1988 Premiere of Carthaginians by Frank McGuinness. Revival of Big Maggie by John B Keane directed by Ben Barnes. Tour to Russia with The Field by John B.
Keane and The Great Hunger by Tom Mac Intyre.

1989 The Inaugural Yeats Festival (Festival ran from 1989 to 1993). Premiere of Too
Late For Logic by Tom Murphy. Noel Pearson appointed as Artistic Director.
1990 Premiere of Dancing at Lughnasa by Brian Friel. Opening of the Abbey portico.

1991 Garry Hynes appointed as Artistic Director.
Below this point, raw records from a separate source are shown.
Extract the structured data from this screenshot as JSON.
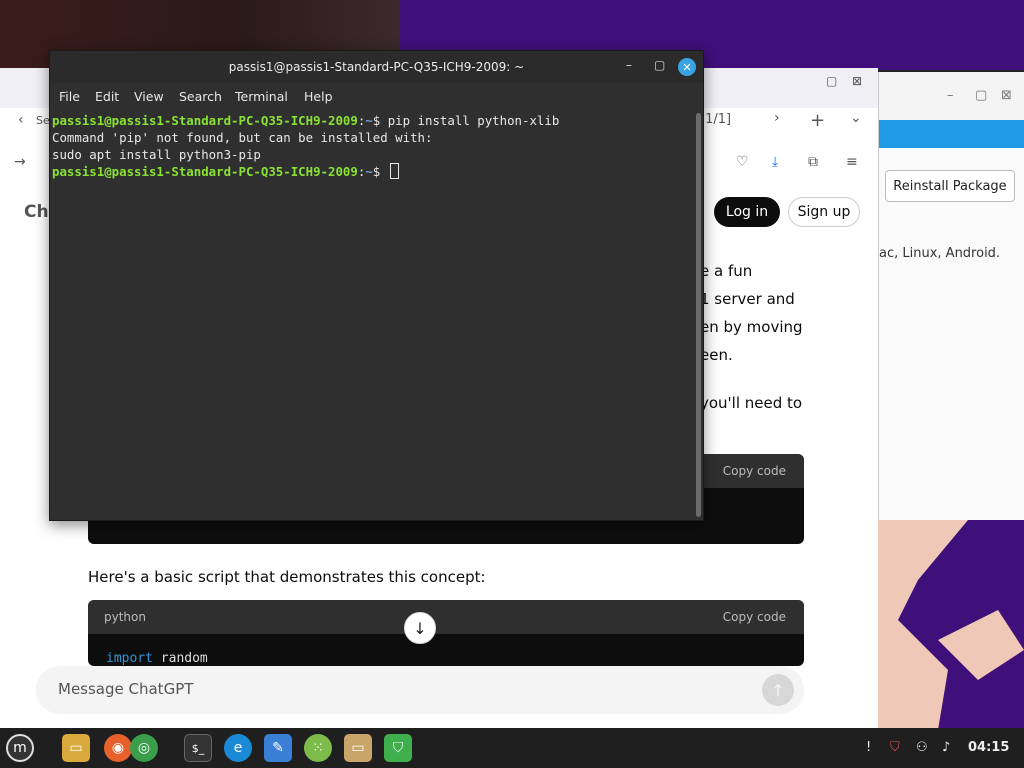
{
  "terminal": {
    "title": "passis1@passis1-Standard-PC-Q35-ICH9-2009: ~",
    "menu": [
      "File",
      "Edit",
      "View",
      "Search",
      "Terminal",
      "Help"
    ],
    "lines": [
      {
        "prompt": "passis1@passis1-Standard-PC-Q35-ICH9-2009",
        "path": "~",
        "cmd": "$ pip install python-xlib"
      },
      {
        "text": "Command 'pip' not found, but can be installed with:"
      },
      {
        "text": "sudo apt install python3-pip"
      },
      {
        "prompt": "passis1@passis1-Standard-PC-Q35-ICH9-2009",
        "path": "~",
        "cmd": "$ "
      }
    ]
  },
  "browser": {
    "tab_counter": "[1/1]",
    "login_label": "Log in",
    "signup_label": "Sign up",
    "partial_header": "Ch",
    "partial_tab": "Se",
    "fragments": [
      "e a fun",
      "1 server and",
      "en by moving",
      "een.",
      "you'll need to"
    ],
    "codeblock1": {
      "copy": "Copy code"
    },
    "intro_text": "Here's a basic script that demonstrates this concept:",
    "codeblock2": {
      "lang": "python",
      "copy": "Copy code",
      "line_kw": "import",
      "line_rest": " random"
    },
    "message_placeholder": "Message ChatGPT"
  },
  "package_window": {
    "reinstall_label": "Reinstall Package",
    "os_text": "ac, Linux, Android."
  },
  "taskbar": {
    "clock": "04:15",
    "icons": [
      "mint-menu-icon",
      "files-icon",
      "firefox-icon",
      "chrome-icon",
      "terminal-icon",
      "edge-dev-icon",
      "text-editor-icon",
      "app-grid-icon",
      "folder-icon",
      "shield-icon"
    ]
  }
}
Dancing at Lughnasa tours to New
York winning three Tony awards.

1992 Revival of The Iceman Cometh by Eugene O’Neill (Brian Dennehy).

1993 Irish Premiere of Someone Who’ll Watch Over Me by Frank McGuinness and
Wonderful Tennessee by Brian Friel.

1994 Patrick Mason appointed Artistic Director.
Premiere of The Mai by Marina Carr.

1995 Irish Premiere of Angels in America: Millenium Approaches Part I by Tony
Kushner.

1996 Premiere of Portia Coughlan by Marina Carr.

1997 Premiere of Tarry Flynn by Patrick Kavanagh adapted for stage by Conall
Morrison and The Secret Fall of Constance Wilde by Thomas Kilroy.

1998 Premiere of The Wake by Tom Murphy and By The Bog of Cats by Marina Carr.

1999 Friel Festival as part of the general celebrations for Brian Friel’s 70th birthday. Premiere of Love in The Title by Hugh Leonard.

2000 Ben Barnes appointed as Artistic Director. Medea translated by Kenneth Mc Leish and Frederick Raphael after Euripides.
Barbaric Comedies by Frank McGuinness after Ramón Maria del Valle-Inclan.

2001 Premiere of Eden by Eugene O’Brien. The Murphy Season: six plays in
performance celebrating the contribution of Tom Murphy to Irish Drama.

2002 Irish Premiere of Hinterland by Sebastian Barry and The Drawer Boy by Michael
Healey. Premiere of Lovers at Versailles by Bernard Farrell, Communion by
Aidan Matthews and Henry IV Part I edited by Mark’O Rowe after William
Shakespeare.

2003 Premieres of The Shape of Metal by Thomas Kilroy, The House of Bernarda Alba
by Sebastian Barry after Federico Garcia Lorca, Doldrum Bay by Hilary Fannin
and The Wild Duck by Frank McGuinness after Henrik Ibsen.

2004 The Abbey’s centenary celebrations.

2005 Fiach MacConghail appointed as Director

2006 The National Theatre Society Limited transfers it assets to a new company Abbey
Theatre Amharclann na Mainistreach